North Korea & South Fire Artillery Shells At Each Other, As If Things Weren't Tense Enough On The Korean Peninsula
It's getting increasingly tense around the Korean peninsula. On Monday, at around noon local time, North Korea fired around 100 artillery shells across the western sea border into South Korean waters. South Korea was having none of it, and responded by firing 300 shells back into North Korean waters.
Early on Monday, Pyongyang announced that it would be carrying out live-fire drills in seven areas just north of the disputed maritime border. North Korea's military faxed a message to the South's navy to warn that the exercises were about to take place. Over more than three hours, North Korea fired around 500 artillery shells, around 100 of which ended up in South Korean waters.
South Korea had already warned that if any shells landed in their waters then they would fire back. And fire back they did, with 300 shells.
Meanwhile, residents of Baengnyeong, a border island belonging to South Korea, were evacuated into shelters during the exchange of fire. However, officials say that no shells hit land either side of the Northern Limit Line, and nobody was injured.
The Northern Limit Line was drawn by the UN after the Korean War, but Pyongyang has never officially recognized it, making this area a hotly-disputed territory.

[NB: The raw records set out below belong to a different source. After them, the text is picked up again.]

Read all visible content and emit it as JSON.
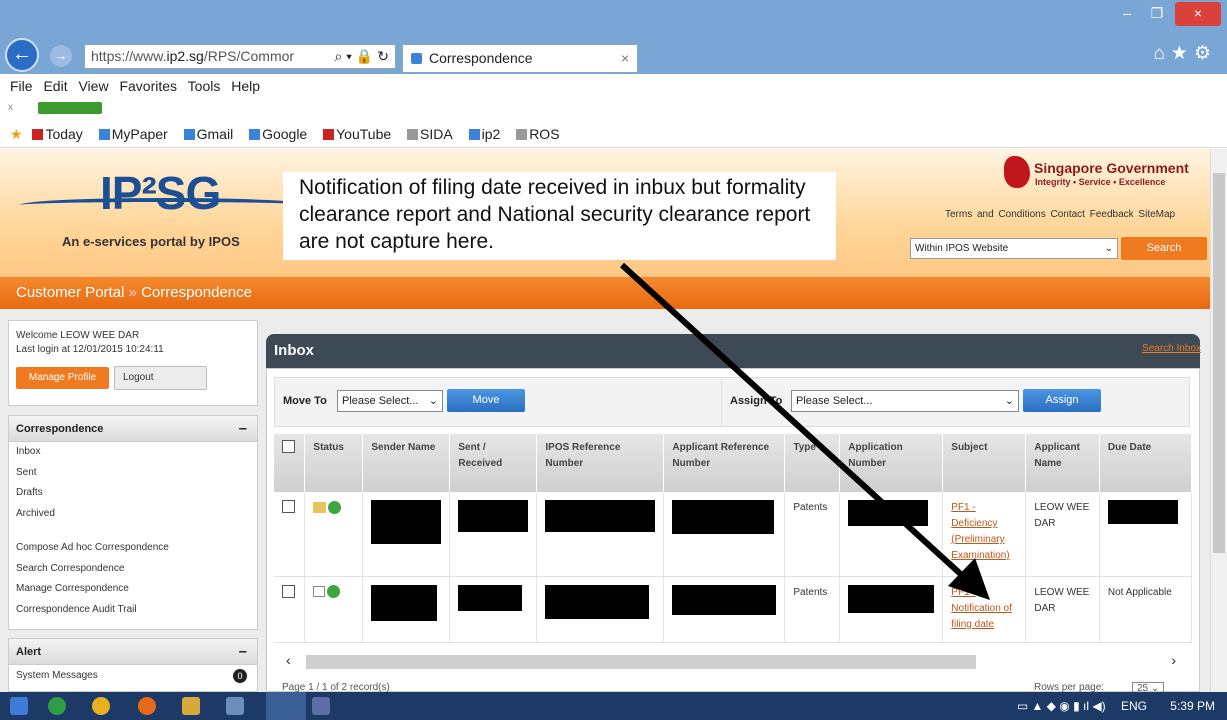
{
  "browser": {
    "url_prefix": "https://www.",
    "url_domain": "ip2.sg",
    "url_path": "/RPS/Commor",
    "tab_title": "Correspondence",
    "tab_close": "×",
    "menu": [
      "File",
      "Edit",
      "View",
      "Favorites",
      "Tools",
      "Help"
    ],
    "favorites": [
      "Today",
      "MyPaper",
      "Gmail",
      "Google",
      "YouTube",
      "SIDA",
      "ip2",
      "ROS"
    ]
  },
  "header": {
    "logo": "IP²SG",
    "tagline": "An e-services portal by IPOS",
    "gov_name": "Singapore Government",
    "gov_motto": "Integrity • Service • Excellence",
    "top_links": "Terms and Conditions   Contact   Feedback   SiteMap",
    "search_scope": "Within IPOS Website",
    "search_button": "Search"
  },
  "callout": {
    "text": "Notification of filing date received in inbux but formality clearance report and National security clearance report are not capture here."
  },
  "breadcrumb": {
    "root": "Customer Portal",
    "separator": "»",
    "current": "Correspondence"
  },
  "sidebar": {
    "welcome": "Welcome LEOW WEE DAR",
    "last_login": "Last login at 12/01/2015 10:24:11",
    "manage_profile": "Manage Profile",
    "logout": "Logout",
    "correspondence_title": "Correspondence",
    "correspondence_items": [
      "Inbox",
      "Sent",
      "Drafts",
      "Archived"
    ],
    "correspondence_items2": [
      "Compose Ad hoc Correspondence",
      "Search Correspondence",
      "Manage Correspondence",
      "Correspondence Audit Trail"
    ],
    "alert_title": "Alert",
    "alert_item": "System Messages",
    "alert_count": "0",
    "collapse": "–"
  },
  "inbox": {
    "title": "Inbox",
    "search_link": "Search Inbox",
    "move_to_label": "Move To",
    "move_to_value": "Please Select...",
    "move_button": "Move",
    "assign_to_label": "Assign To",
    "assign_to_value": "Please Select...",
    "assign_button": "Assign",
    "columns": [
      "Status",
      "Sender Name",
      "Sent / Received",
      "IPOS Reference Number",
      "Applicant Reference Number",
      "Type",
      "Application Number",
      "Subject",
      "Applicant Name",
      "Due Date"
    ],
    "rows": [
      {
        "type": "Patents",
        "subject": "PF1 - Deficiency (Preliminary Examination)",
        "applicant": "LEOW WEE DAR",
        "due": ""
      },
      {
        "type": "Patents",
        "subject": "PF1 - Notification of filing date",
        "applicant": "LEOW WEE DAR",
        "due": "Not Applicable"
      }
    ],
    "pager_text": "Page 1 / 1 of 2 record(s)",
    "rows_per_page_label": "Rows per page:",
    "rows_per_page": "25"
  },
  "taskbar": {
    "lang": "ENG",
    "time": "5:39 PM"
  }
}
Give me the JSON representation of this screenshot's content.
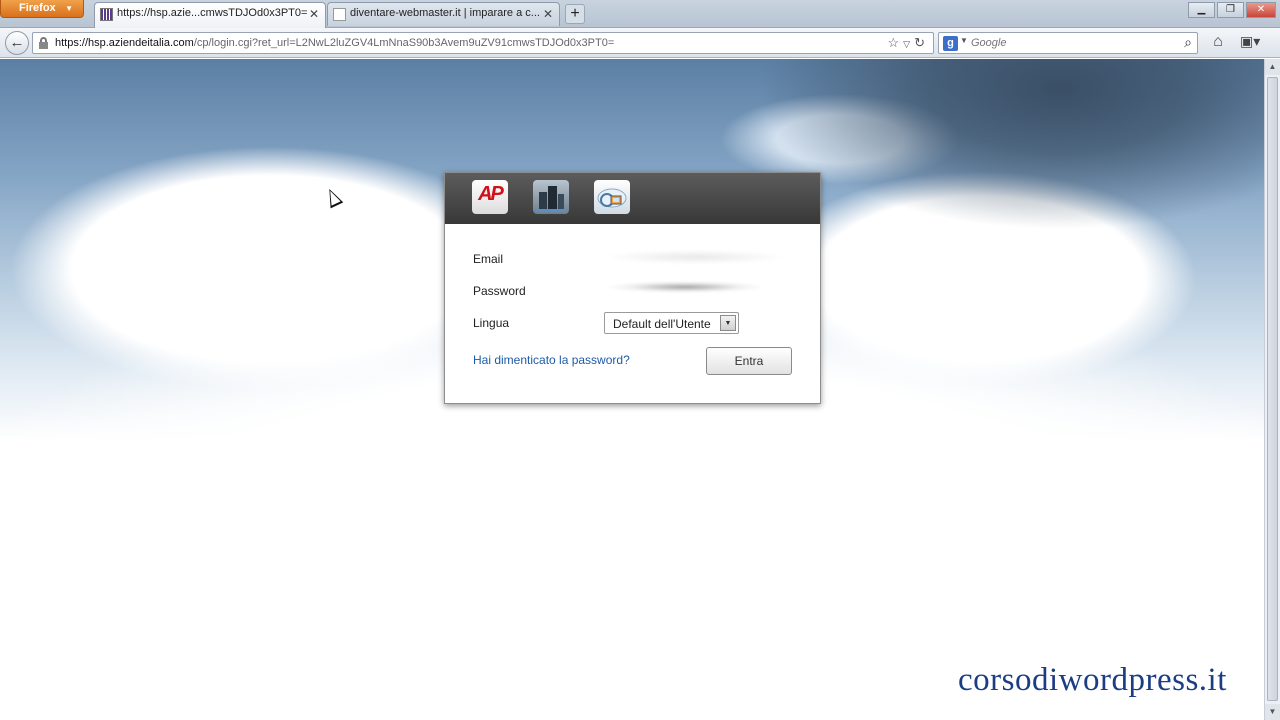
{
  "browser": {
    "menu_label": "Firefox",
    "tabs": [
      {
        "title": "https://hsp.azie...cmwsTDJOd0x3PT0=",
        "active": true,
        "favicon": "bars-favicon"
      },
      {
        "title": "diventare-webmaster.it | imparare a c...",
        "active": false,
        "favicon": "page-favicon"
      }
    ],
    "new_tab_label": "+",
    "url_domain": "https://hsp.aziendeitalia.com",
    "url_path": "/cp/login.cgi?ret_url=L2NwL2luZGV4LmNnaS90b3Avem9uZV91cmwsTDJOd0x3PT0=",
    "search_placeholder": "Google"
  },
  "login": {
    "icons": [
      "ap-logo-icon",
      "buildings-icon",
      "cloud-computer-icon"
    ],
    "ap_text": "AP",
    "email_label": "Email",
    "password_label": "Password",
    "language_label": "Lingua",
    "language_value": "Default dell'Utente",
    "forgot_link": "Hai dimenticato la password?",
    "submit_label": "Entra"
  },
  "watermark": "corsodiwordpress.it"
}
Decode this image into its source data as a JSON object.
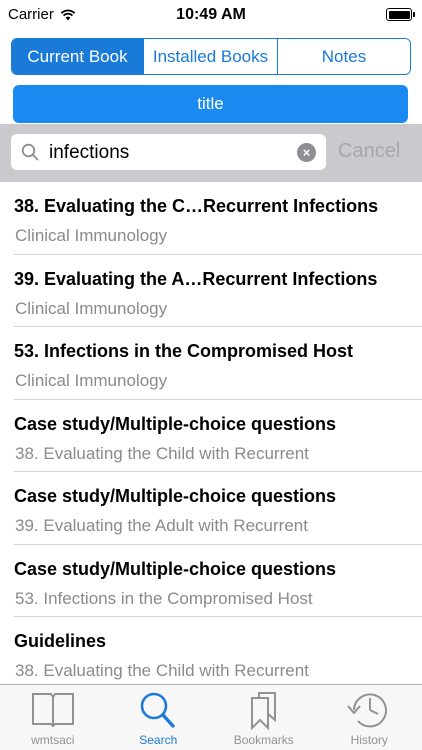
{
  "status_bar": {
    "carrier": "Carrier",
    "time": "10:49 AM"
  },
  "segments": [
    {
      "label": "Current Book",
      "active": true
    },
    {
      "label": "Installed Books",
      "active": false
    },
    {
      "label": "Notes",
      "active": false
    }
  ],
  "title_button": "title",
  "search": {
    "value": "infections",
    "cancel_label": "Cancel"
  },
  "results": [
    {
      "title": "38. Evaluating the C…Recurrent Infections",
      "subtitle": "Clinical Immunology"
    },
    {
      "title": "39. Evaluating the A…Recurrent Infections",
      "subtitle": "Clinical Immunology"
    },
    {
      "title": "53. Infections in the Compromised Host",
      "subtitle": "Clinical Immunology"
    },
    {
      "title": "Case study/Multiple-choice questions",
      "subtitle": "38. Evaluating the Child with Recurrent"
    },
    {
      "title": "Case study/Multiple-choice questions",
      "subtitle": "39. Evaluating the Adult with Recurrent"
    },
    {
      "title": "Case study/Multiple-choice questions",
      "subtitle": "53. Infections in the Compromised Host"
    },
    {
      "title": "Guidelines",
      "subtitle": "38. Evaluating the Child with Recurrent"
    }
  ],
  "tabs": [
    {
      "label": "wmtsaci",
      "icon": "book-icon"
    },
    {
      "label": "Search",
      "icon": "search-icon"
    },
    {
      "label": "Bookmarks",
      "icon": "bookmarks-icon"
    },
    {
      "label": "History",
      "icon": "history-icon"
    }
  ],
  "colors": {
    "accent": "#1a7ad8",
    "title_button": "#1a8af0",
    "search_bar_bg": "#c9c9ce"
  }
}
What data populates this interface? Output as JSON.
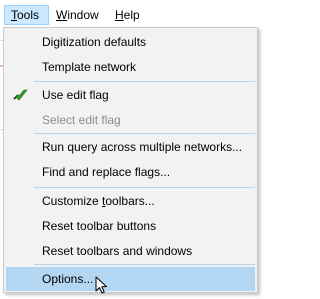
{
  "menubar": {
    "items": [
      {
        "label_before": "",
        "mnemonic": "T",
        "label_after": "ools"
      },
      {
        "label_before": "",
        "mnemonic": "W",
        "label_after": "indow"
      },
      {
        "label_before": "",
        "mnemonic": "H",
        "label_after": "elp"
      }
    ]
  },
  "menu": {
    "items": [
      {
        "label": "Digitization defaults",
        "enabled": true
      },
      {
        "label": "Template network",
        "enabled": true
      },
      {
        "label": "Use edit flag",
        "enabled": true,
        "icon": "green-flag-check-icon"
      },
      {
        "label": "Select edit flag",
        "enabled": false
      },
      {
        "label": "Run query across multiple networks...",
        "enabled": true
      },
      {
        "label": "Find and replace flags...",
        "enabled": true
      },
      {
        "label_before": "Customize ",
        "mnemonic": "t",
        "label_after": "oolbars...",
        "enabled": true
      },
      {
        "label": "Reset toolbar buttons",
        "enabled": true
      },
      {
        "label": "Reset toolbars and windows",
        "enabled": true
      },
      {
        "label": "Options...",
        "enabled": true,
        "hovered": true
      }
    ]
  },
  "colors": {
    "menu_bg": "#f2f2f2",
    "hover_bg": "#b3d7f3",
    "open_menubar_bg": "#cce8ff",
    "separator": "#b8d4ea",
    "disabled_text": "#8d8d8d"
  }
}
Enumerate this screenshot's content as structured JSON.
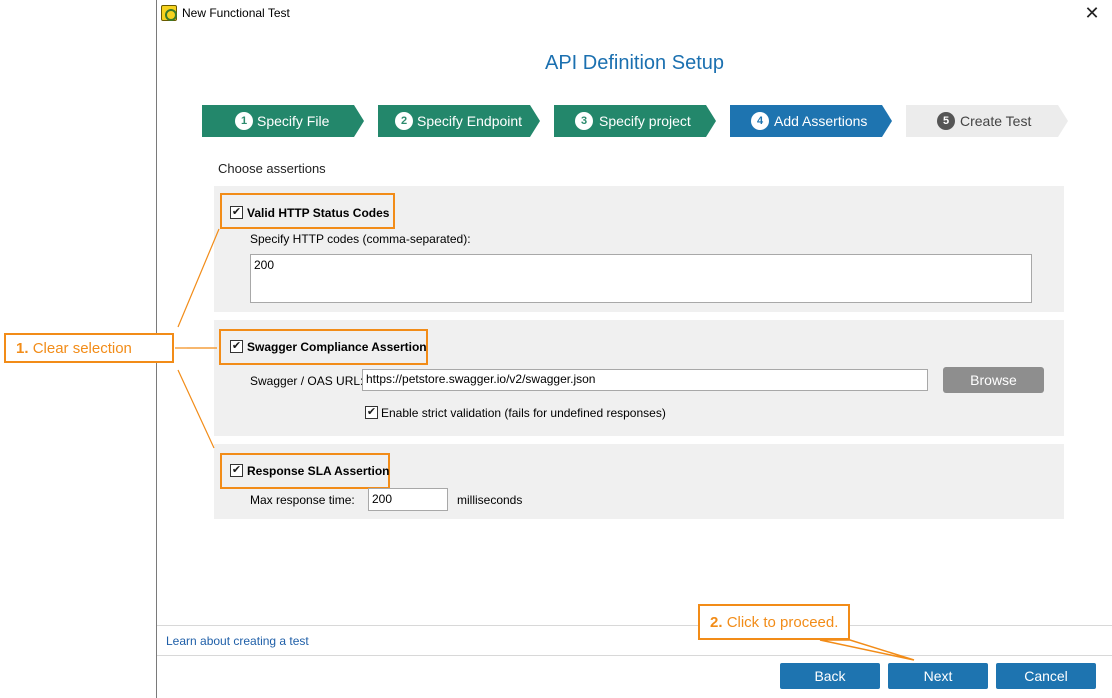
{
  "window": {
    "title": "New Functional Test",
    "close": "✕"
  },
  "header": {
    "title": "API Definition Setup"
  },
  "steps": [
    {
      "num": "1",
      "label": "Specify File",
      "state": "done"
    },
    {
      "num": "2",
      "label": "Specify Endpoint",
      "state": "done"
    },
    {
      "num": "3",
      "label": "Specify project",
      "state": "done"
    },
    {
      "num": "4",
      "label": "Add Assertions",
      "state": "active"
    },
    {
      "num": "5",
      "label": "Create Test",
      "state": "todo"
    }
  ],
  "choose_label": "Choose assertions",
  "http_status": {
    "checked": true,
    "label": "Valid HTTP Status Codes",
    "codes_label": "Specify HTTP codes (comma-separated):",
    "codes_value": "200"
  },
  "swagger": {
    "checked": true,
    "label": "Swagger Compliance Assertion",
    "url_label": "Swagger / OAS URL:",
    "url_value": "https://petstore.swagger.io/v2/swagger.json",
    "browse_label": "Browse",
    "strict_checked": true,
    "strict_label": "Enable strict validation (fails for undefined responses)"
  },
  "sla": {
    "checked": true,
    "label": "Response SLA Assertion",
    "max_label": "Max response time:",
    "max_value": "200",
    "unit": "milliseconds"
  },
  "footer": {
    "learn_link": "Learn about creating a test",
    "back": "Back",
    "next": "Next",
    "cancel": "Cancel"
  },
  "annotations": {
    "step1_num": "1.",
    "step1_text": "Clear selection",
    "step2_num": "2.",
    "step2_text": "Click to proceed."
  },
  "colors": {
    "accent": "#1e74b0",
    "step_done": "#23876b",
    "annotation": "#f28c18"
  }
}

Back in 2010, North Korean artillery fire killed four South Koreans on the border island of Yeonpyeong, and earlier that same year a South Korean warship sank near Baengnyeong island, causing the death of 46 sailors. Seoul claims the ship was torpedoed by Pyongyang, but North Korea denies any involvement in the incident.
Recently, relations between the two Koreas have taken a turn for the worse. At the beginning of the month North Korea launched four short-range missiles over the Sea of Japan, apparently in protest of the annual joint American and South Korean military exercises that had just commenced.
Last Wednesday, apparently in response to comments made by South Korean President Park Geun-hye that Pyongyang's nuclear missiles could easily end up in the hands of terrorists, North Korea decided to fire two medium-range Rodong ballistic missiles into the sea off its east coast. This was a clear violation of UN Security Council resolutions that call for a complete suspension of North Korea's ballistic missiles and nuclear program.
On Sunday, North Korea said it "would not rule out" carrying out a new nuclear test, although it did not specify what that new test would entail.
"The U.S. had better ponder over this and stop acting rashly," Pyongyang's foreign ministry said in a statement conveyed by KCNA, a state-run news agency, according to CNN.
In response to Monday's exchange of fire, China's Foreign Ministry spokesman Hong Lei has called for both sides to remain calm and avoid doing anything else to escalate tensions. Although China has traditionally joined with the UN in condemning Pyongyang's provocative acts, such as test-firing missiles, on this occasion the nation has instead chosen not to single out North Korea but rather ask both sides to cool off.
As neither side is directly targeting China, there's little China can do to intervene, other than urge the two nations to take a deep breath and a step back.